[[ GIVEN ENTRIES, beginning ]]

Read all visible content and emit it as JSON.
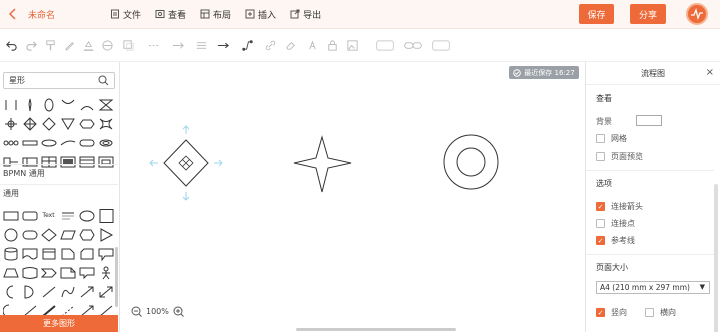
{
  "header": {
    "back_icon": "chevron-left-icon",
    "title": "未命名",
    "menu": [
      {
        "label": "文件",
        "icon": "file-icon"
      },
      {
        "label": "查看",
        "icon": "view-icon"
      },
      {
        "label": "布局",
        "icon": "layout-icon"
      },
      {
        "label": "插入",
        "icon": "insert-icon"
      },
      {
        "label": "导出",
        "icon": "export-icon"
      }
    ],
    "save_label": "保存",
    "share_label": "分享",
    "accent": "#ee6a38"
  },
  "left_panel": {
    "search_value": "星形",
    "categories": [
      "BPMN 通用",
      "通用"
    ],
    "more_label": "更多图形",
    "text_shape_label": "Text"
  },
  "canvas": {
    "autosave_text": "最近保存 16:27",
    "zoom": "100%"
  },
  "right_panel": {
    "title": "流程图",
    "view": {
      "heading": "查看",
      "background_label": "背景",
      "grid_label": "网格",
      "page_preview_label": "页面预览"
    },
    "options": {
      "heading": "选项",
      "items": [
        {
          "label": "连接箭头",
          "checked": true
        },
        {
          "label": "连接点",
          "checked": false
        },
        {
          "label": "参考线",
          "checked": true
        }
      ]
    },
    "page_size": {
      "heading": "页面大小",
      "selected": "A4 (210 mm x 297 mm)",
      "portrait_label": "竖向",
      "landscape_label": "横向",
      "portrait_checked": true
    }
  }
}
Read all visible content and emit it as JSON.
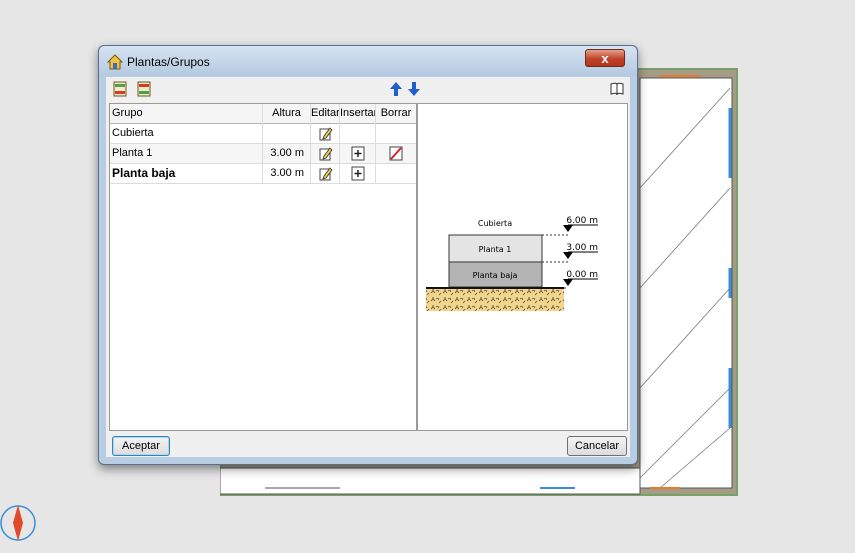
{
  "dialog": {
    "title": "Plantas/Grupos",
    "close_label": "x",
    "accept_label": "Aceptar",
    "cancel_label": "Cancelar",
    "toolbar_icons": [
      "insert-group-above-icon",
      "insert-group-below-icon",
      "move-up-arrow-icon",
      "move-down-arrow-icon",
      "help-book-icon"
    ]
  },
  "table": {
    "headers": {
      "grupo": "Grupo",
      "altura": "Altura",
      "editar": "Editar",
      "insertar": "Insertar",
      "borrar": "Borrar"
    },
    "rows": [
      {
        "grupo": "Cubierta",
        "altura": "",
        "editar": true,
        "insertar": false,
        "borrar": false
      },
      {
        "grupo": "Planta 1",
        "altura": "3.00 m",
        "editar": true,
        "insertar": true,
        "borrar": true
      },
      {
        "grupo": "Planta baja",
        "altura": "3.00 m",
        "editar": true,
        "insertar": true,
        "borrar": false
      }
    ]
  },
  "preview": {
    "floors": [
      "Cubierta",
      "Planta 1",
      "Planta baja"
    ],
    "levels": [
      "6.00 m",
      "3.00 m",
      "0.00 m"
    ],
    "colors": {
      "floor_label": "#1a3cc8",
      "planta1_fill": "#e4e4e4",
      "plantabaja_fill": "#b4b4b4",
      "ground": "#f2d58c"
    }
  }
}
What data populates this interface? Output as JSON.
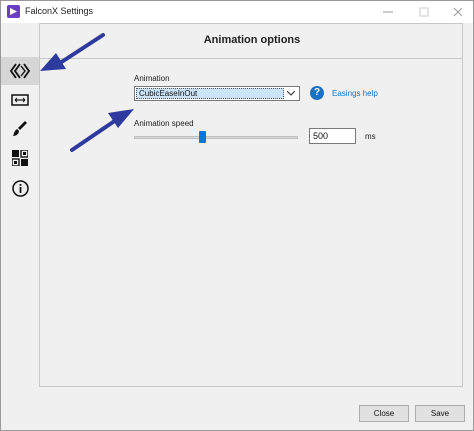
{
  "window": {
    "title": "FalconX Settings",
    "controls": [
      "minimize-icon",
      "maximize-icon",
      "close-icon"
    ]
  },
  "sidebar": {
    "items": [
      {
        "icon": "falconx-logo-icon",
        "active": true
      },
      {
        "icon": "width-icon",
        "active": false
      },
      {
        "icon": "brush-icon",
        "active": false
      },
      {
        "icon": "grid-icon",
        "active": false
      },
      {
        "icon": "info-icon",
        "active": false
      }
    ]
  },
  "main": {
    "title": "Animation options",
    "animation": {
      "label": "Animation",
      "selected": "CubicEaseInOut",
      "help_link": "Easings help"
    },
    "speed": {
      "label": "Animation speed",
      "value": "500",
      "unit": "ms",
      "slider_fraction": 0.42
    }
  },
  "footer": {
    "close_label": "Close",
    "save_label": "Save"
  },
  "colors": {
    "accent": "#0078d7",
    "link": "#1a73c2",
    "annotation_arrow": "#2e3a9e"
  }
}
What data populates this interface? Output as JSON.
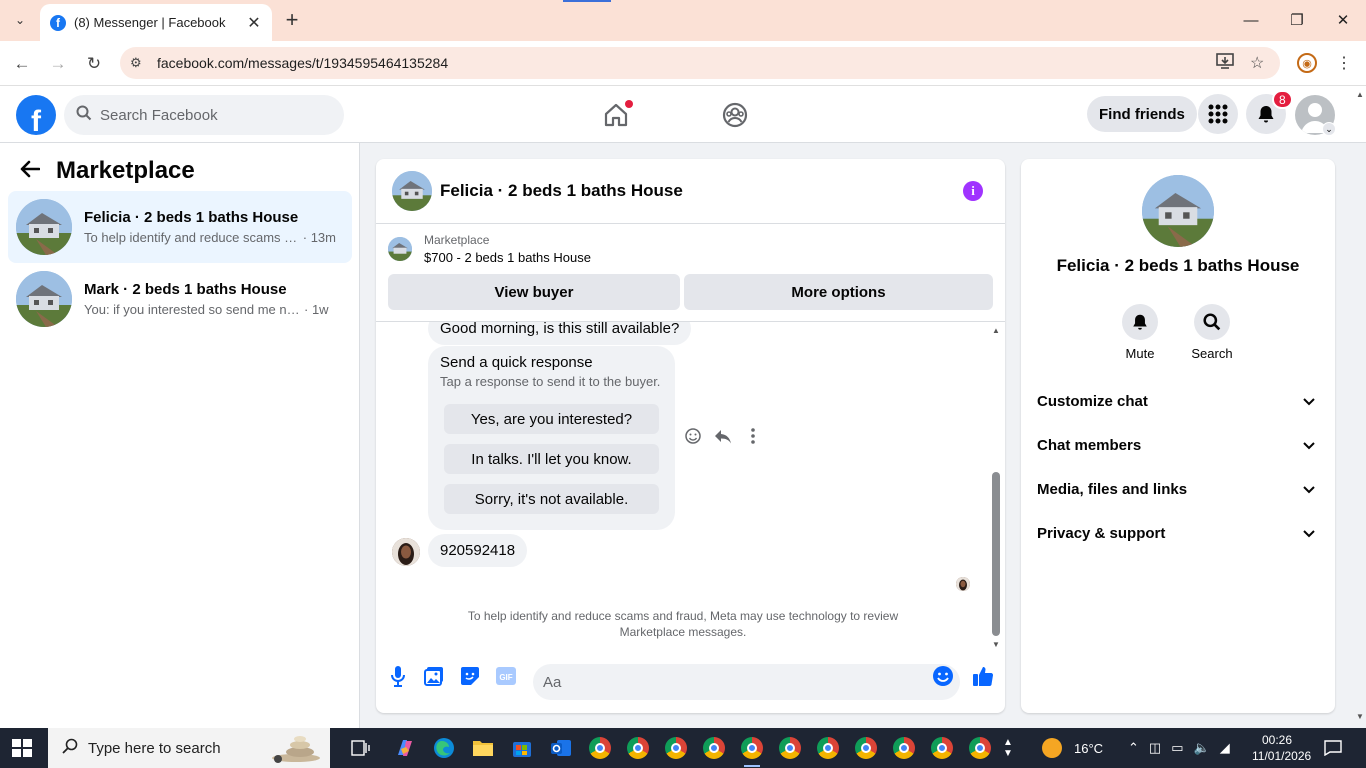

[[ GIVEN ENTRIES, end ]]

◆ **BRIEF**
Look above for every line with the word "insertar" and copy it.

◆ **ANSWER BOX**
      "insertar": "Insertar",
        "insertar": false,
        "insertar": true,
        "insertar": true,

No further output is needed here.